# What is expected:
Across all the lines of the following material, count those that include the word "chevron" and give only the result.

# Record extracts:
_ _ _

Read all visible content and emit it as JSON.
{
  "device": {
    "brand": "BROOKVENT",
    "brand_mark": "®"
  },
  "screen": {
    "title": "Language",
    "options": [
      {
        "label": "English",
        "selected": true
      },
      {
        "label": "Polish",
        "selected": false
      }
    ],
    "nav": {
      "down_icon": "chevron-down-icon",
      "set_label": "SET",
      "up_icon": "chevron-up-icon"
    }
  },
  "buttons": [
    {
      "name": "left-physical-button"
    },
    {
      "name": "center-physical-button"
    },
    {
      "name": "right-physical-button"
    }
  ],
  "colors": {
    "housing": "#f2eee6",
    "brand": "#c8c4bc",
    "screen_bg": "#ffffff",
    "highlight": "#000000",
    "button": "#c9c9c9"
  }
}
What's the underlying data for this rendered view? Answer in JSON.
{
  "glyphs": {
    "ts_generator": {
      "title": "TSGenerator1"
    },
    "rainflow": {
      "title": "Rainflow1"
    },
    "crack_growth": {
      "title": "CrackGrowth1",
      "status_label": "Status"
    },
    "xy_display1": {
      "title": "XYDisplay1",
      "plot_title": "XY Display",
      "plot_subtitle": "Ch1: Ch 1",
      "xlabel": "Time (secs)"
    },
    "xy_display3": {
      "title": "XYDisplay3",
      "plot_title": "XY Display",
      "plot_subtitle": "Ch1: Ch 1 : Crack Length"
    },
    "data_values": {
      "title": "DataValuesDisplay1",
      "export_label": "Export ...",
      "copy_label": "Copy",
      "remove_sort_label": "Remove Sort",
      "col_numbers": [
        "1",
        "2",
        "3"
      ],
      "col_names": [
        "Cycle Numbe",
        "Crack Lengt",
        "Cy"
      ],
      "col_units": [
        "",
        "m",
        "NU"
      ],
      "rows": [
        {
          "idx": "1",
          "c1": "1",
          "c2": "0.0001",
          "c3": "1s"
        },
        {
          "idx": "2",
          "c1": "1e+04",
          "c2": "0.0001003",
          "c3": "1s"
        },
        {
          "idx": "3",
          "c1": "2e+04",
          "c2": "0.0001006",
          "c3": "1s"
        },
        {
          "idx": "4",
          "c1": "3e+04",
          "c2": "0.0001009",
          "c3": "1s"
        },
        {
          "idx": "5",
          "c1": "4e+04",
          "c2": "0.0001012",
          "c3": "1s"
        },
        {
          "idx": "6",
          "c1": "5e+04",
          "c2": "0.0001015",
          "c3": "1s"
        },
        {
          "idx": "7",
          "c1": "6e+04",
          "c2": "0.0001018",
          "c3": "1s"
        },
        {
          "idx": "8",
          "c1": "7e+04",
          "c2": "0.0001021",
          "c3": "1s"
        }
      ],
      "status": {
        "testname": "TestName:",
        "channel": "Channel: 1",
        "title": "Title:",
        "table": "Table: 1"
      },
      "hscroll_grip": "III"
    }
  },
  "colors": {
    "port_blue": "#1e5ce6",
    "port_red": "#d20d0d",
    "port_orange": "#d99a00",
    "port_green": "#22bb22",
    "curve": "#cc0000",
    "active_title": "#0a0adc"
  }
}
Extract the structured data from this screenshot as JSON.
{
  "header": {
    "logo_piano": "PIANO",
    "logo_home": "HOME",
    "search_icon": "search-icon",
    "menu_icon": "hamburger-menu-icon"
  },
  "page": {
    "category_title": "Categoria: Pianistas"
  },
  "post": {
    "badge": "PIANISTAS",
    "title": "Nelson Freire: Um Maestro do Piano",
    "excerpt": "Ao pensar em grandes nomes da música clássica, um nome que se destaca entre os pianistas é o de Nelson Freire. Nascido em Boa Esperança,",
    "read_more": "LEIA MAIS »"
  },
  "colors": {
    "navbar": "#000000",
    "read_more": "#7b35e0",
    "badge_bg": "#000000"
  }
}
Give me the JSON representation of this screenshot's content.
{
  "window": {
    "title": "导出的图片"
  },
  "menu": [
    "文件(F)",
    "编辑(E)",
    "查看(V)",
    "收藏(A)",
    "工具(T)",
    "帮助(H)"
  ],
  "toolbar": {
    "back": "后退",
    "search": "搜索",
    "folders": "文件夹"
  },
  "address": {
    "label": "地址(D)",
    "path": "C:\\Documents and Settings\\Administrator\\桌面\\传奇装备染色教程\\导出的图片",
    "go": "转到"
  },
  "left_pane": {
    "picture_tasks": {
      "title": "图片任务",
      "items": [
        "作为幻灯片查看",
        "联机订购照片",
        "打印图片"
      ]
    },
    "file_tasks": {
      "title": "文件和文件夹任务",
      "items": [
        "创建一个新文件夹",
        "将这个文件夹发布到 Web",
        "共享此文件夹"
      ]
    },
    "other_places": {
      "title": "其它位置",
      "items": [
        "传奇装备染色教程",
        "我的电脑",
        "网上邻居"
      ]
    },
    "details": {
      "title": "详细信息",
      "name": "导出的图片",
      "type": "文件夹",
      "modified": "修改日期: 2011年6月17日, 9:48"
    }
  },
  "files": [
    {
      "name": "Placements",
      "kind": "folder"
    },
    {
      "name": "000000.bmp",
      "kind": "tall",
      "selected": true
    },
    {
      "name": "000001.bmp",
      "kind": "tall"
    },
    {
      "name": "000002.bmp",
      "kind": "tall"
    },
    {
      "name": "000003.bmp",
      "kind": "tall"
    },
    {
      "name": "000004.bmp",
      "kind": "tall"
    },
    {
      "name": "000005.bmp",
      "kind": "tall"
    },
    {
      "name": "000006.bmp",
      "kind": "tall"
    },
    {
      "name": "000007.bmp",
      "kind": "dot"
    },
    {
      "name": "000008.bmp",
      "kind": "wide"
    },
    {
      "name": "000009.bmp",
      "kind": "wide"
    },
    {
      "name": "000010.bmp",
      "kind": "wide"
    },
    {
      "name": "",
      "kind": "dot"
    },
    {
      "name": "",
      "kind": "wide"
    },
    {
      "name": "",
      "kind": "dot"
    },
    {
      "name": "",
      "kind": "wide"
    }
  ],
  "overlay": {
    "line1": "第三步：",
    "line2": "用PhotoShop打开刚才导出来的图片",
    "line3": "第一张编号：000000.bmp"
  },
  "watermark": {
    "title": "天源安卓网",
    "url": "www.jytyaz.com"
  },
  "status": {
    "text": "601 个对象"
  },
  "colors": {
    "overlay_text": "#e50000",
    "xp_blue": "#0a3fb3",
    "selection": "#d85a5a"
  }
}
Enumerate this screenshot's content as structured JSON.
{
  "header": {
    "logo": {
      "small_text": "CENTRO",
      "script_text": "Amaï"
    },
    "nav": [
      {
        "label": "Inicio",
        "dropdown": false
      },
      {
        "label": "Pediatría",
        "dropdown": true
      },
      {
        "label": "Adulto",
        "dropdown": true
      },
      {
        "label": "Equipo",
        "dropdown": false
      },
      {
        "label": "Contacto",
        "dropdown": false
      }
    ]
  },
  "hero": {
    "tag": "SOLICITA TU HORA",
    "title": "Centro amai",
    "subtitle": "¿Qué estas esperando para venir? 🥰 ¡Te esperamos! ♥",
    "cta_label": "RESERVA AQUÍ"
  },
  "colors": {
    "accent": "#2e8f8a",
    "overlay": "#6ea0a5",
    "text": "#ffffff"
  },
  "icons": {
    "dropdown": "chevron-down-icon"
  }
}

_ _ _

# Written solution:
3